■ Directions
For each line below that holds the string "object", add one to a tally; report that tally alone.

■ Entries taken from a collection
════════════════════

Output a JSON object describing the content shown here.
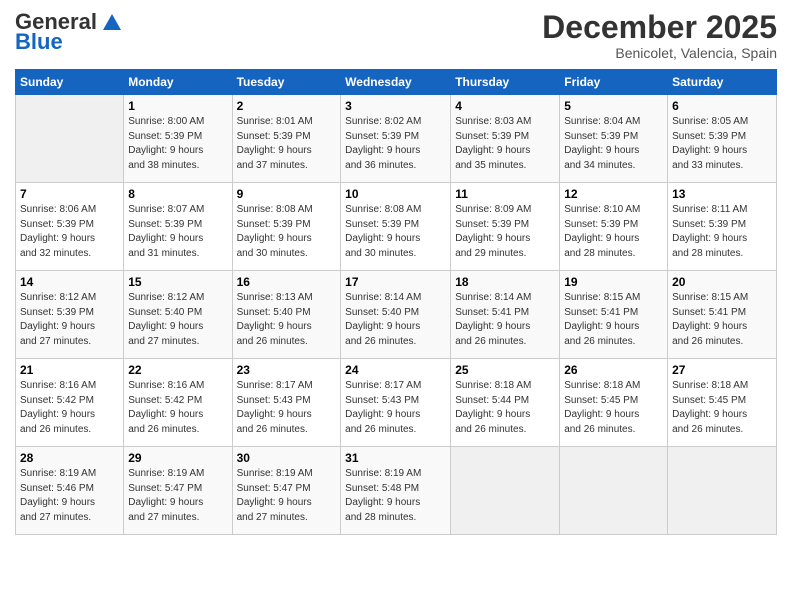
{
  "logo": {
    "line1": "General",
    "line2": "Blue"
  },
  "title": "December 2025",
  "location": "Benicolet, Valencia, Spain",
  "days_header": [
    "Sunday",
    "Monday",
    "Tuesday",
    "Wednesday",
    "Thursday",
    "Friday",
    "Saturday"
  ],
  "weeks": [
    [
      {
        "num": "",
        "sunrise": "",
        "sunset": "",
        "daylight": "",
        "empty": true
      },
      {
        "num": "1",
        "sunrise": "Sunrise: 8:00 AM",
        "sunset": "Sunset: 5:39 PM",
        "daylight": "Daylight: 9 hours and 38 minutes."
      },
      {
        "num": "2",
        "sunrise": "Sunrise: 8:01 AM",
        "sunset": "Sunset: 5:39 PM",
        "daylight": "Daylight: 9 hours and 37 minutes."
      },
      {
        "num": "3",
        "sunrise": "Sunrise: 8:02 AM",
        "sunset": "Sunset: 5:39 PM",
        "daylight": "Daylight: 9 hours and 36 minutes."
      },
      {
        "num": "4",
        "sunrise": "Sunrise: 8:03 AM",
        "sunset": "Sunset: 5:39 PM",
        "daylight": "Daylight: 9 hours and 35 minutes."
      },
      {
        "num": "5",
        "sunrise": "Sunrise: 8:04 AM",
        "sunset": "Sunset: 5:39 PM",
        "daylight": "Daylight: 9 hours and 34 minutes."
      },
      {
        "num": "6",
        "sunrise": "Sunrise: 8:05 AM",
        "sunset": "Sunset: 5:39 PM",
        "daylight": "Daylight: 9 hours and 33 minutes."
      }
    ],
    [
      {
        "num": "7",
        "sunrise": "Sunrise: 8:06 AM",
        "sunset": "Sunset: 5:39 PM",
        "daylight": "Daylight: 9 hours and 32 minutes."
      },
      {
        "num": "8",
        "sunrise": "Sunrise: 8:07 AM",
        "sunset": "Sunset: 5:39 PM",
        "daylight": "Daylight: 9 hours and 31 minutes."
      },
      {
        "num": "9",
        "sunrise": "Sunrise: 8:08 AM",
        "sunset": "Sunset: 5:39 PM",
        "daylight": "Daylight: 9 hours and 30 minutes."
      },
      {
        "num": "10",
        "sunrise": "Sunrise: 8:08 AM",
        "sunset": "Sunset: 5:39 PM",
        "daylight": "Daylight: 9 hours and 30 minutes."
      },
      {
        "num": "11",
        "sunrise": "Sunrise: 8:09 AM",
        "sunset": "Sunset: 5:39 PM",
        "daylight": "Daylight: 9 hours and 29 minutes."
      },
      {
        "num": "12",
        "sunrise": "Sunrise: 8:10 AM",
        "sunset": "Sunset: 5:39 PM",
        "daylight": "Daylight: 9 hours and 28 minutes."
      },
      {
        "num": "13",
        "sunrise": "Sunrise: 8:11 AM",
        "sunset": "Sunset: 5:39 PM",
        "daylight": "Daylight: 9 hours and 28 minutes."
      }
    ],
    [
      {
        "num": "14",
        "sunrise": "Sunrise: 8:12 AM",
        "sunset": "Sunset: 5:39 PM",
        "daylight": "Daylight: 9 hours and 27 minutes."
      },
      {
        "num": "15",
        "sunrise": "Sunrise: 8:12 AM",
        "sunset": "Sunset: 5:40 PM",
        "daylight": "Daylight: 9 hours and 27 minutes."
      },
      {
        "num": "16",
        "sunrise": "Sunrise: 8:13 AM",
        "sunset": "Sunset: 5:40 PM",
        "daylight": "Daylight: 9 hours and 26 minutes."
      },
      {
        "num": "17",
        "sunrise": "Sunrise: 8:14 AM",
        "sunset": "Sunset: 5:40 PM",
        "daylight": "Daylight: 9 hours and 26 minutes."
      },
      {
        "num": "18",
        "sunrise": "Sunrise: 8:14 AM",
        "sunset": "Sunset: 5:41 PM",
        "daylight": "Daylight: 9 hours and 26 minutes."
      },
      {
        "num": "19",
        "sunrise": "Sunrise: 8:15 AM",
        "sunset": "Sunset: 5:41 PM",
        "daylight": "Daylight: 9 hours and 26 minutes."
      },
      {
        "num": "20",
        "sunrise": "Sunrise: 8:15 AM",
        "sunset": "Sunset: 5:41 PM",
        "daylight": "Daylight: 9 hours and 26 minutes."
      }
    ],
    [
      {
        "num": "21",
        "sunrise": "Sunrise: 8:16 AM",
        "sunset": "Sunset: 5:42 PM",
        "daylight": "Daylight: 9 hours and 26 minutes."
      },
      {
        "num": "22",
        "sunrise": "Sunrise: 8:16 AM",
        "sunset": "Sunset: 5:42 PM",
        "daylight": "Daylight: 9 hours and 26 minutes."
      },
      {
        "num": "23",
        "sunrise": "Sunrise: 8:17 AM",
        "sunset": "Sunset: 5:43 PM",
        "daylight": "Daylight: 9 hours and 26 minutes."
      },
      {
        "num": "24",
        "sunrise": "Sunrise: 8:17 AM",
        "sunset": "Sunset: 5:43 PM",
        "daylight": "Daylight: 9 hours and 26 minutes."
      },
      {
        "num": "25",
        "sunrise": "Sunrise: 8:18 AM",
        "sunset": "Sunset: 5:44 PM",
        "daylight": "Daylight: 9 hours and 26 minutes."
      },
      {
        "num": "26",
        "sunrise": "Sunrise: 8:18 AM",
        "sunset": "Sunset: 5:45 PM",
        "daylight": "Daylight: 9 hours and 26 minutes."
      },
      {
        "num": "27",
        "sunrise": "Sunrise: 8:18 AM",
        "sunset": "Sunset: 5:45 PM",
        "daylight": "Daylight: 9 hours and 26 minutes."
      }
    ],
    [
      {
        "num": "28",
        "sunrise": "Sunrise: 8:19 AM",
        "sunset": "Sunset: 5:46 PM",
        "daylight": "Daylight: 9 hours and 27 minutes."
      },
      {
        "num": "29",
        "sunrise": "Sunrise: 8:19 AM",
        "sunset": "Sunset: 5:47 PM",
        "daylight": "Daylight: 9 hours and 27 minutes."
      },
      {
        "num": "30",
        "sunrise": "Sunrise: 8:19 AM",
        "sunset": "Sunset: 5:47 PM",
        "daylight": "Daylight: 9 hours and 27 minutes."
      },
      {
        "num": "31",
        "sunrise": "Sunrise: 8:19 AM",
        "sunset": "Sunset: 5:48 PM",
        "daylight": "Daylight: 9 hours and 28 minutes."
      },
      {
        "num": "",
        "sunrise": "",
        "sunset": "",
        "daylight": "",
        "empty": true
      },
      {
        "num": "",
        "sunrise": "",
        "sunset": "",
        "daylight": "",
        "empty": true
      },
      {
        "num": "",
        "sunrise": "",
        "sunset": "",
        "daylight": "",
        "empty": true
      }
    ]
  ]
}
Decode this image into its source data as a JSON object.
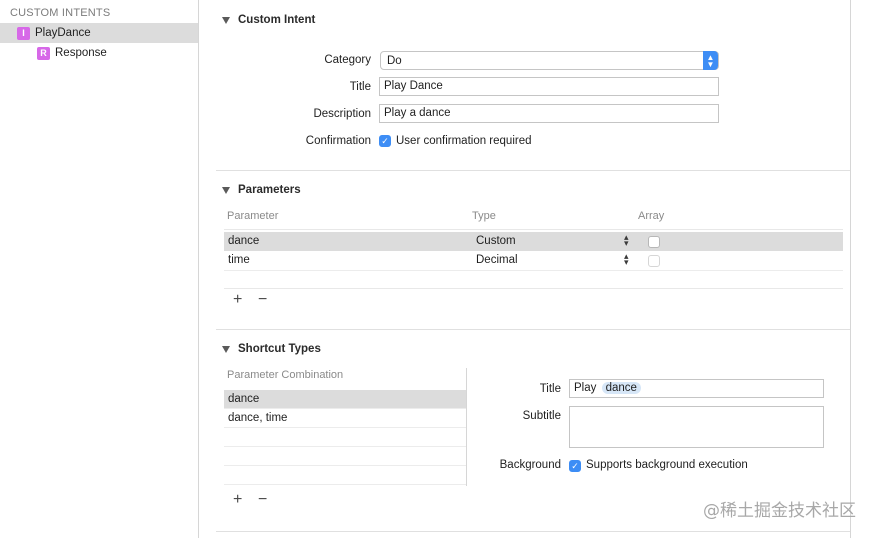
{
  "sidebar": {
    "header": "CUSTOM INTENTS",
    "items": [
      {
        "badge": "I",
        "label": "PlayDance"
      },
      {
        "badge": "R",
        "label": "Response"
      }
    ]
  },
  "custom_intent": {
    "title": "Custom Intent",
    "category_label": "Category",
    "category_value": "Do",
    "title_label": "Title",
    "title_value": "Play Dance",
    "description_label": "Description",
    "description_value": "Play a dance",
    "confirmation_label": "Confirmation",
    "confirmation_text": "User confirmation required"
  },
  "parameters": {
    "title": "Parameters",
    "columns": {
      "parameter": "Parameter",
      "type": "Type",
      "array": "Array"
    },
    "rows": [
      {
        "name": "dance",
        "type": "Custom"
      },
      {
        "name": "time",
        "type": "Decimal"
      }
    ],
    "add": "+",
    "remove": "−"
  },
  "shortcut_types": {
    "title": "Shortcut Types",
    "combo_header": "Parameter Combination",
    "combos": [
      "dance",
      "dance, time"
    ],
    "title_label": "Title",
    "title_prefix": "Play",
    "title_token": "dance",
    "subtitle_label": "Subtitle",
    "background_label": "Background",
    "background_text": "Supports background execution",
    "add": "+",
    "remove": "−"
  },
  "watermark": "@稀土掘金技术社区",
  "colors": {
    "accent": "#3d8df5",
    "badge": "#d768e8",
    "selection": "#dcdcdc",
    "token": "#d6e6f7"
  }
}
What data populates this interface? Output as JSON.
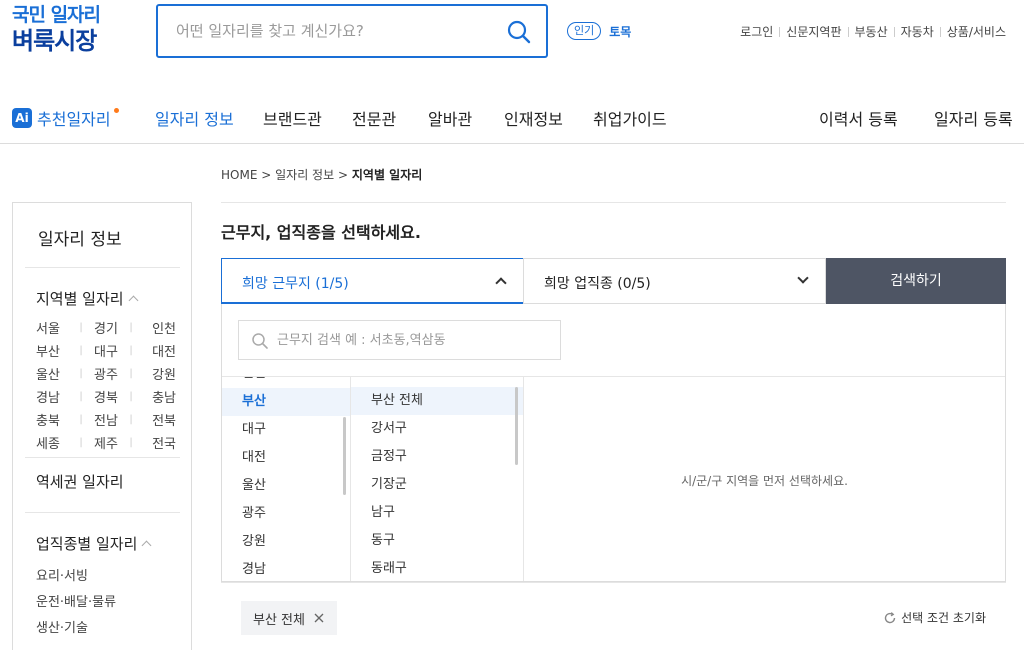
{
  "logo": {
    "line1": "국민 일자리",
    "line2": "벼룩시장"
  },
  "search": {
    "placeholder": "어떤 일자리를 찾고 계신가요?",
    "value": ""
  },
  "popular": {
    "badge": "인기",
    "keyword": "토목"
  },
  "util_links": [
    "로그인",
    "신문지역판",
    "부동산",
    "자동차",
    "상품/서비스"
  ],
  "nav": {
    "ai_badge": "Ai",
    "ai_label": "추천일자리",
    "items": [
      "일자리 정보",
      "브랜드관",
      "전문관",
      "알바관",
      "인재정보",
      "취업가이드"
    ],
    "right_items": [
      "이력서 등록",
      "일자리 등록"
    ]
  },
  "breadcrumb": {
    "home": "HOME",
    "sep": ">",
    "level1": "일자리 정보",
    "current": "지역별 일자리"
  },
  "sidebar": {
    "title": "일자리 정보",
    "region_heading": "지역별 일자리",
    "regions": [
      [
        "서울",
        "경기",
        "인천"
      ],
      [
        "부산",
        "대구",
        "대전"
      ],
      [
        "울산",
        "광주",
        "강원"
      ],
      [
        "경남",
        "경북",
        "충남"
      ],
      [
        "충북",
        "전남",
        "전북"
      ],
      [
        "세종",
        "제주",
        "전국"
      ]
    ],
    "station_heading": "역세권 일자리",
    "occupation_heading": "업직종별 일자리",
    "occupations": [
      "요리·서빙",
      "운전·배달·물류",
      "생산·기술"
    ]
  },
  "content": {
    "title": "근무지, 업직종을 선택하세요.",
    "area_filter": "희망 근무지 (1/5)",
    "job_filter": "희망 업직종 (0/5)",
    "search_button": "검색하기",
    "area_search_placeholder": "근무지 검색 예 : 서초동,역삼동",
    "provinces": [
      "인천",
      "부산",
      "대구",
      "대전",
      "울산",
      "광주",
      "강원",
      "경남"
    ],
    "selected_province": "부산",
    "districts": [
      "부산 전체",
      "강서구",
      "금정구",
      "기장군",
      "남구",
      "동구",
      "동래구"
    ],
    "selected_district": "부산 전체",
    "dong_hint": "시/군/구 지역을 먼저 선택하세요.",
    "chip_label": "부산 전체",
    "reset_label": "선택 조건 초기화"
  },
  "colors": {
    "brand_blue": "#1a6fd6",
    "navy": "#0b3f9e",
    "search_button_bg": "#4e5564",
    "accent_dot": "#ff7a1a"
  }
}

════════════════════

■ Output of the task
2